For good luck in the New Year, Americans eat sauerkraut. For cost savings and a higher-quality product, Ohio cabbage growers and processors turn to the experts at Ohio State University.
 
During the past five years, The Fremont Company -- the country's second largest producer of sauerkraut, based in Fremont, Ohio -- has partnered with OSU Extension and the Ohio Agricultural Research and Development Center (OARDC) to test cabbage varieties for their suitability to the region's soils and growing conditions.

The trials -- conduced at OARDC’s North Central Agricultural Research Station, which is located just six miles from The Fremont Company -- are designed to help the processor and the farmers who supply it with cabbage determine which varieties perform better in terms of yield and quality.

"We tested 20 varieties in 2011, from early-maturing to late-maturing types, and compared them for yield, head quality, good color for kraut, maturity rates, impact of planting and harvesting time on quality, and other characteristics," said OSU Extension educator Mark Koenig, who runs the trials along with station manager Matt Hofelich. "The idea is to support local growers through scientifically based, unbiased, replicated trials conducted in field conditions similar to the ones they encounter on their farms."

According to Bruce Hanzel, plant manager at The Fremont Company  -- whose products include Frank's Kraut and Snow Floss Kraut -- the processor and its Ohio growers would be at a significant competitive disadvantage without these trials.

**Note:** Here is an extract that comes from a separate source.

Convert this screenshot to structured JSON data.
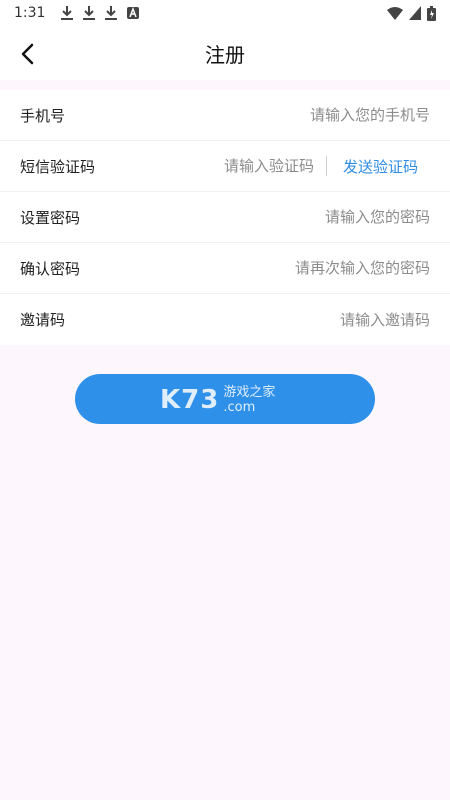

"Wisconsin and New York are the hotbeds of processing cabbage production in the U.S.; the major seed companies are located in New York and conduct their own variety trials there," Hanzel explained. "But the difference in soils and climate between New York and Ohio make those trials of little value to us. Varieties that work well in New York may or may not work here, or their maturity dates don't match. These trials (at the Fremont station) are extremely valuable to us because selecting and growing the right varieties increases efficiency and lowers costs."

Ohio may not be the leading producer of sauerkraut, but its cabbage industry is no side dish. According to the latest figures available from the U.S. Department of Agriculture (2007), 1,501 acres are dedicated to processing cabbage production in the Buckeye State. Most growers are located in north-central and northwest Ohio counties along Lake Erie's fertile plains — and most in relative proximity to OARDC's Fremont research farm.

"We invite our growers every year to the station to check out the trials and learn from the work done here," Hanzel said. "We are so close, we can look at the different varieties and characteristics in real time, whether it's varieties we are currently using or experimental ones coming down the road. The trials give us a side-by-side comparison we can't get from any other source."

OARDC has been involved in evaluating new cabbage varieties for Ohio's sauerkraut processors and growers since the early 1970s -- first at a research site located near Green Springs in Seneca and at the North Central Agricultural Research Station since its establishment in 1979. Additionally, cabbage varieties have been evaluated for food-processing criteria in collaboration with scientists at Ohio State’s Food Industries Center in Columbus.

OARDC and OSU Extension are the research and outreach arms, respectively, of Ohio State's College of Food, Agricultural, and Environmental Sciences.